(Page and application data records)

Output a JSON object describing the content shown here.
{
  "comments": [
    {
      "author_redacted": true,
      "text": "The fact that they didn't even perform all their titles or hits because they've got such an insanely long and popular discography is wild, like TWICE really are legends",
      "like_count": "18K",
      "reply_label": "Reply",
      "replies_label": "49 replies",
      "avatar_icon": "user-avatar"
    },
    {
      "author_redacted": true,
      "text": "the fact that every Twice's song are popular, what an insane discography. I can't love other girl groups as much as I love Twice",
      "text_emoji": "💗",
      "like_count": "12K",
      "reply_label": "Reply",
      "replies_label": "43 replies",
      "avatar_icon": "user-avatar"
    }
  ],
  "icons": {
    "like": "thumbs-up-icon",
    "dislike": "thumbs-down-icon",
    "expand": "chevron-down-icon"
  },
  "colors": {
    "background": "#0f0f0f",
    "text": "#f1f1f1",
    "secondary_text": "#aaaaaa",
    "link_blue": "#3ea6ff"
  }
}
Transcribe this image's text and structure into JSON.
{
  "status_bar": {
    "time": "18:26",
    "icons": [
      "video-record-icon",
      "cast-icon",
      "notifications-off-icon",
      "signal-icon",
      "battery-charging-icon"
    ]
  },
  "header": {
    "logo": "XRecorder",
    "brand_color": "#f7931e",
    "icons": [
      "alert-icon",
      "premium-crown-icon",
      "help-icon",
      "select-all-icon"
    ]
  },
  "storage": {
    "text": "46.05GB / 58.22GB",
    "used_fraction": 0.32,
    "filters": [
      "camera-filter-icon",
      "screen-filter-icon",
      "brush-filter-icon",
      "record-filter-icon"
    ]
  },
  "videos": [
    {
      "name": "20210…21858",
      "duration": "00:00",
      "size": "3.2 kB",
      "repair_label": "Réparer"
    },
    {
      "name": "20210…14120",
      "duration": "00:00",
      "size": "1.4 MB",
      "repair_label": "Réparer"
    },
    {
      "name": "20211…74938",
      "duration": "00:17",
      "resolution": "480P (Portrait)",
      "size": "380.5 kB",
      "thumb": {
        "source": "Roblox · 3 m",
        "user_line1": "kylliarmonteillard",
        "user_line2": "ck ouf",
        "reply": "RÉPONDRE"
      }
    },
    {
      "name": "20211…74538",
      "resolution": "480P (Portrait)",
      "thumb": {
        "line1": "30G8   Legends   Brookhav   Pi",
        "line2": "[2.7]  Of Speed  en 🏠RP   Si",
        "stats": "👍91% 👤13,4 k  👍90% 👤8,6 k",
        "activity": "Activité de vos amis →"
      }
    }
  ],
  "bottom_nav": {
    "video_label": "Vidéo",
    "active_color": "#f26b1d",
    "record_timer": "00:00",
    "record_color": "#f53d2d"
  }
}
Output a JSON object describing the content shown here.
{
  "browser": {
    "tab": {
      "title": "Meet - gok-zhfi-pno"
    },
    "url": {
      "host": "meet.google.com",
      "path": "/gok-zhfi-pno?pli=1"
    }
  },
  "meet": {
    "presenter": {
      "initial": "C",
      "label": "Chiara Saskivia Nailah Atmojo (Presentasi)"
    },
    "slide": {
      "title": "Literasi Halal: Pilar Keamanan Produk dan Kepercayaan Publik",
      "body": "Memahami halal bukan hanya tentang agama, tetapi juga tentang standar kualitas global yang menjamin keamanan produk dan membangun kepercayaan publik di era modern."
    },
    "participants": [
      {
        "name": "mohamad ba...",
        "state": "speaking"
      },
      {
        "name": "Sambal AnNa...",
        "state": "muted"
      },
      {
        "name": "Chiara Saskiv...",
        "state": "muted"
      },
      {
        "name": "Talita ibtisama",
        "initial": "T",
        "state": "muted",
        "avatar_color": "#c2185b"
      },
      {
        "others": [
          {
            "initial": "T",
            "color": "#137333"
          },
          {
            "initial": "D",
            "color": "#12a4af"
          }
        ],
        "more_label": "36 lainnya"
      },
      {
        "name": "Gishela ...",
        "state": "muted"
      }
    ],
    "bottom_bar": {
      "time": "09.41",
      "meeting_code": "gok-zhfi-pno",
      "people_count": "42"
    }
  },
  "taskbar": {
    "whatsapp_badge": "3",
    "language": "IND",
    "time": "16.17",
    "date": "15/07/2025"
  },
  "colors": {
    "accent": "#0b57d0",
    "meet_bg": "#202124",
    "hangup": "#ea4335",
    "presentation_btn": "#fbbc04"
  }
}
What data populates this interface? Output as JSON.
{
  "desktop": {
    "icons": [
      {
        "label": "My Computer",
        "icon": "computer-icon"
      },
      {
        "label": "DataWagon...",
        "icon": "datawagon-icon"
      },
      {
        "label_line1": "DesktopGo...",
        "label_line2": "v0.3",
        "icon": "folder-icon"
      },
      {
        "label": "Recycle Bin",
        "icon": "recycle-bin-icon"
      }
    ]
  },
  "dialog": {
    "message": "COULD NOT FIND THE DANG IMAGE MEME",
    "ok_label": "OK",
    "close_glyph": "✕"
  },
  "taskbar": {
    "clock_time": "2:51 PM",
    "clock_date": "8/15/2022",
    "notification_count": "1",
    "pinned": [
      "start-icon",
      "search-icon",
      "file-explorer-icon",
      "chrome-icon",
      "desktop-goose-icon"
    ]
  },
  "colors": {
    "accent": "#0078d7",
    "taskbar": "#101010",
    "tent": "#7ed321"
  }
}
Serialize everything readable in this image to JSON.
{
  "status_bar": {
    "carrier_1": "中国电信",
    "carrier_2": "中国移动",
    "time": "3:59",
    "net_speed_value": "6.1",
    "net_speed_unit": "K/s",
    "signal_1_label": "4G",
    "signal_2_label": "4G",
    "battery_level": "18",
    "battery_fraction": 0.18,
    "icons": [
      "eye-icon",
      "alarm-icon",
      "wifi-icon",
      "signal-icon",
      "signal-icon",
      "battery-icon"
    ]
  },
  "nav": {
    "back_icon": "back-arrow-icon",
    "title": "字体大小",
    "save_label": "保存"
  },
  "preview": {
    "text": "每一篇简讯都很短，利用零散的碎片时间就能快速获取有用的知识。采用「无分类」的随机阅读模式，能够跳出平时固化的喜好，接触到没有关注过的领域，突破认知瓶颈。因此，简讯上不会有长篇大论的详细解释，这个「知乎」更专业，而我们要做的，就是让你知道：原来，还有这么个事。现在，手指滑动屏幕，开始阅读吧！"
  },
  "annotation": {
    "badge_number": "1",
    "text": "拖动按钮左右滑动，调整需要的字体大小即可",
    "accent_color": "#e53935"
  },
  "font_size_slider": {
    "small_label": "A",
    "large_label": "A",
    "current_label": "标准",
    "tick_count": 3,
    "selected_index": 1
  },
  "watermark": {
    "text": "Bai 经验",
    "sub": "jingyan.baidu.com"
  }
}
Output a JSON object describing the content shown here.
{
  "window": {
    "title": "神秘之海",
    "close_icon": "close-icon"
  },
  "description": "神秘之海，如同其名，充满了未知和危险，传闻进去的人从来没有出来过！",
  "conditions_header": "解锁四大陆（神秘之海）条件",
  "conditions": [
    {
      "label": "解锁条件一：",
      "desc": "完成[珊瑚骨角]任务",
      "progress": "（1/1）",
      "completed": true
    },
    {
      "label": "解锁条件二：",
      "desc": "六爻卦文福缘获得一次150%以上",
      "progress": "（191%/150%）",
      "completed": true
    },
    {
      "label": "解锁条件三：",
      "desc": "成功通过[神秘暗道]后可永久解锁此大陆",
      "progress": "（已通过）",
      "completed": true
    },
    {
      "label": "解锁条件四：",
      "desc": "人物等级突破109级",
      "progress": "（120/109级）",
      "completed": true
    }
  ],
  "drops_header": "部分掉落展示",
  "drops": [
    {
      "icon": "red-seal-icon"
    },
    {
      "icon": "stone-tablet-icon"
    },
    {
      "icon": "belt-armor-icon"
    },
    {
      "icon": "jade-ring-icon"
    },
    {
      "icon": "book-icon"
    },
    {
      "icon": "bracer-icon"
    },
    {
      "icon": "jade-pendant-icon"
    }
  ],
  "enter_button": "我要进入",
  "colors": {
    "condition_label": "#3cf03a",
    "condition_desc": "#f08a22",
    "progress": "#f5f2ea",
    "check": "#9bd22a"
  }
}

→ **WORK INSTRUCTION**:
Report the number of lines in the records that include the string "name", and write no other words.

→ **RESPONSE TO THIS TASK**:
9